    The legs of the gray woman carrying gray bones whom Elena meets on the way to Smorevsk to become a ballerina, meeting her after having met a bear (like Boris?), and later she meets a coach or carriage followed by a whole pack of wolflike dogs; she fears that, inside it, it’s the Rurik to whom her father had promised her as a playmate, but really I suspect it’s someone else of the male persuasion far better than that, someone purportedly taking her to the Opera (a model Opera or not?)…the carriage, he says, is floored for her with a cloth of gold.

    “You are lost in dreams!”

  12. Pages 62 – 65

    “‘I am a strange person,’ said Lexi.
    ‘I thought you were,’ said Elena, a little doubtfully.
    ‘I am at once everything, and nothing.’”

    Lexi is the man in the carriage that is pulled by ‘ghost dogs’ with the souls of unemancipated serfs, a man who is the Patron of the Smorevsk Opera, the upper half of his face masculine, the lower half feminine, and he seems to me jealous of Elena’s apparent future plans to marry Mikhail when she manages to become old enough to do so.
    When studied piecemeal and in unimaginably slow detail, this book becomes more and more intriguing, as if a speedier reading would have been a far less reliable ‘model’ of its essence. For example, Aickman’s preoccupation with the gluiness of Zeno’s Paradox about never-ending progression over a distance — that I am currently establishing  HERE — is now re-rehearsed by this book:

    “The marron was stuck at the top of her throat, at once gluey and scratchy.”

  13. Pages 65 – 70

    “The cortège, equine, human, spectral, stumbled endlessly on through the eternal fog.”

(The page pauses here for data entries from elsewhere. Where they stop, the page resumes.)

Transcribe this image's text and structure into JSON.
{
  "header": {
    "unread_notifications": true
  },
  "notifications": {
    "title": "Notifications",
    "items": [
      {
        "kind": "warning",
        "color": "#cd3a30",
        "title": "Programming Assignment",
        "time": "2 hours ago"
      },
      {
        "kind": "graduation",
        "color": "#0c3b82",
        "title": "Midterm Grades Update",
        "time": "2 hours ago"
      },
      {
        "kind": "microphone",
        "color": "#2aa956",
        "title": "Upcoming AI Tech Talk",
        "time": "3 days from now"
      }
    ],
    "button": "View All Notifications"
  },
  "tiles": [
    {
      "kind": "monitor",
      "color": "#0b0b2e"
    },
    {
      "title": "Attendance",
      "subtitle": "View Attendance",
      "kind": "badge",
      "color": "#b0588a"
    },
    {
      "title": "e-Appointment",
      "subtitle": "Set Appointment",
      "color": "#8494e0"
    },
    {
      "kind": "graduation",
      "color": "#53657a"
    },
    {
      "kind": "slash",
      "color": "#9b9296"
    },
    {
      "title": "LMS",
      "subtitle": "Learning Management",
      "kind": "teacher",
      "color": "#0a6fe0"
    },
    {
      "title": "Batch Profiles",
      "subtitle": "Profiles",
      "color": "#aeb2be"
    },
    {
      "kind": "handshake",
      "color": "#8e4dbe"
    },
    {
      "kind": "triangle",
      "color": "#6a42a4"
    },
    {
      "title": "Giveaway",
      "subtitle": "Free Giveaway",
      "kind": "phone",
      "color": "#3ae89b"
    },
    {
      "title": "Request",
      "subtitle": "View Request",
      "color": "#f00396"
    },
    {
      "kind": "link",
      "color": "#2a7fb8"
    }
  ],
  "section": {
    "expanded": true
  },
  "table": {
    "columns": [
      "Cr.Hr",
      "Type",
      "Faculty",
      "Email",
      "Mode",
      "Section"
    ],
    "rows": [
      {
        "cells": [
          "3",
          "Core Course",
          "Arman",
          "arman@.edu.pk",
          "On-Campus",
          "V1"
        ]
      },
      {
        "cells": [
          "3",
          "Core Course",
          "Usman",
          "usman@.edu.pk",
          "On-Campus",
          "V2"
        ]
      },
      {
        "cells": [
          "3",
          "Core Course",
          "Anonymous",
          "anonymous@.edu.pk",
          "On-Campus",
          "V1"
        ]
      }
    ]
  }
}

    ….just like Aickman’s “gluey Zenoism” from the Fontana Ghosts series of books that I have arguably established as the main gestalt, if a gestalt can be pluralised and then have a pecking order! But each work of art, such as an opera or a book of literature, needs, as it says in these pages, a “creative genius” to underpin it, and I am taking that role with this Model book I’m thus modelling, I trust. ‘Trust’ is also explicitly mentioned here as a guide to an instinct of understanding something artistic or literary you THINK you don’t otherwise understand at all. For example, is the male-female-faced Lexi so named because he smokes in front of Elena, as if she is a man among men all of whom are smoking? Lexi as the literary lexical equivalent of easy male / female disguises in Opera or Pantomime as well as in, say, some Shakespeare plays…